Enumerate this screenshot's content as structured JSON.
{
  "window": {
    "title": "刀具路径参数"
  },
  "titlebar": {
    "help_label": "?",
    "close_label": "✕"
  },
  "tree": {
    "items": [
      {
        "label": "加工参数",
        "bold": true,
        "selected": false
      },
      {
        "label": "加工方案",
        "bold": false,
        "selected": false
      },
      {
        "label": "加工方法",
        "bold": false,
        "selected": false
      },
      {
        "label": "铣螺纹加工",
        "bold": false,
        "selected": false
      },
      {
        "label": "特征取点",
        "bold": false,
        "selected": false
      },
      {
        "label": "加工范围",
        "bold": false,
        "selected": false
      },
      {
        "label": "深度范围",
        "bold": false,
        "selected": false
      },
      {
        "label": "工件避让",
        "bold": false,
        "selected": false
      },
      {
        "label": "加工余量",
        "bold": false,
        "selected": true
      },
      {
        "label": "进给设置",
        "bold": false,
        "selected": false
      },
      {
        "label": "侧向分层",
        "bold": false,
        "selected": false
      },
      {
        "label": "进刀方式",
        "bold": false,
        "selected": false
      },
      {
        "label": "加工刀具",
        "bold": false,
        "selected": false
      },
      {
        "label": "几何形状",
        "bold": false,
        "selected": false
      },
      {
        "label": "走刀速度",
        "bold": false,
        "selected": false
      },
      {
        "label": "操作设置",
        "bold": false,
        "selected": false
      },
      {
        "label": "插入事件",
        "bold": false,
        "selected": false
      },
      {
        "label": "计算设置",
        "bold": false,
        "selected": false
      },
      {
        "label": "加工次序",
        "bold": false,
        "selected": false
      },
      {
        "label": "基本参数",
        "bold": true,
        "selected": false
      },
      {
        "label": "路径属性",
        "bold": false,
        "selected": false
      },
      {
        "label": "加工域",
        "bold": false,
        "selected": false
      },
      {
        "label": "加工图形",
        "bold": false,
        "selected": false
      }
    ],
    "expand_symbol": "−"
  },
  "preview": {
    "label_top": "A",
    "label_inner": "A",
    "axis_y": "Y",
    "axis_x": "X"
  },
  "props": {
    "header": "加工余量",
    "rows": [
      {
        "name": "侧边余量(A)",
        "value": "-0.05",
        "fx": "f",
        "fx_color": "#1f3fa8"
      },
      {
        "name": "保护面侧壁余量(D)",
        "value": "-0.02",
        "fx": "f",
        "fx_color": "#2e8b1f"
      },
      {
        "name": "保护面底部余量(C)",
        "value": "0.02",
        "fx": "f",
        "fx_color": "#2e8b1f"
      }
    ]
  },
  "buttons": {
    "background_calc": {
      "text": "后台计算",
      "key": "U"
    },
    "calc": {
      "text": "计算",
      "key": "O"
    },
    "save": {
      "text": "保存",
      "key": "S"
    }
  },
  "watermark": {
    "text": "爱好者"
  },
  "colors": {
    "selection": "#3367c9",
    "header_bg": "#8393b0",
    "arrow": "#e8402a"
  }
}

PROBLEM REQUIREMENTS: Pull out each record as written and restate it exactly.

YOUR RESPONSE:
Enumerate this screenshot's content as structured JSON.
{
  "window": {
    "title": "刀具路径参数"
  },
  "titlebar": {
    "help_label": "?",
    "close_label": "✕"
  },
  "tree": {
    "items": [
      {
        "label": "加工参数",
        "bold": true,
        "selected": false
      },
      {
        "label": "加工方案",
        "bold": false,
        "selected": false
      },
      {
        "label": "加工方法",
        "bold": false,
        "selected": false
      },
      {
        "label": "铣螺纹加工",
        "bold": false,
        "selected": false
      },
      {
        "label": "特征取点",
        "bold": false,
        "selected": false
      },
      {
        "label": "加工范围",
        "bold": false,
        "selected": false
      },
      {
        "label": "深度范围",
        "bold": false,
        "selected": false
      },
      {
        "label": "工件避让",
        "bold": false,
        "selected": false
      },
      {
        "label": "加工余量",
        "bold": false,
        "selected": true
      },
      {
        "label": "进给设置",
        "bold": false,
        "selected": false
      },
      {
        "label": "侧向分层",
        "bold": false,
        "selected": false
      },
      {
        "label": "进刀方式",
        "bold": false,
        "selected": false
      },
      {
        "label": "加工刀具",
        "bold": false,
        "selected": false
      },
      {
        "label": "几何形状",
        "bold": false,
        "selected": false
      },
      {
        "label": "走刀速度",
        "bold": false,
        "selected": false
      },
      {
        "label": "操作设置",
        "bold": false,
        "selected": false
      },
      {
        "label": "插入事件",
        "bold": false,
        "selected": false
      },
      {
        "label": "计算设置",
        "bold": false,
        "selected": false
      },
      {
        "label": "加工次序",
        "bold": false,
        "selected": false
      },
      {
        "label": "基本参数",
        "bold": true,
        "selected": false
      },
      {
        "label": "路径属性",
        "bold": false,
        "selected": false
      },
      {
        "label": "加工域",
        "bold": false,
        "selected": false
      },
      {
        "label": "加工图形",
        "bold": false,
        "selected": false
      }
    ],
    "expand_symbol": "−"
  },
  "preview": {
    "label_top": "A",
    "label_inner": "A",
    "axis_y": "Y",
    "axis_x": "X"
  },
  "props": {
    "header": "加工余量",
    "rows": [
      {
        "name": "侧边余量(A)",
        "value": "-0.05",
        "fx": "f",
        "fx_color": "#1f3fa8"
      },
      {
        "name": "保护面侧壁余量(D)",
        "value": "-0.02",
        "fx": "f",
        "fx_color": "#2e8b1f"
      },
      {
        "name": "保护面底部余量(C)",
        "value": "0.02",
        "fx": "f",
        "fx_color": "#2e8b1f"
      }
    ]
  },
  "buttons": {
    "background_calc": {
      "text": "后台计算",
      "key": "U"
    },
    "calc": {
      "text": "计算",
      "key": "O"
    },
    "save": {
      "text": "保存",
      "key": "S"
    }
  },
  "watermark": {
    "text": "爱好者"
  },
  "colors": {
    "selection": "#3367c9",
    "header_bg": "#8393b0",
    "arrow": "#e8402a"
  }
}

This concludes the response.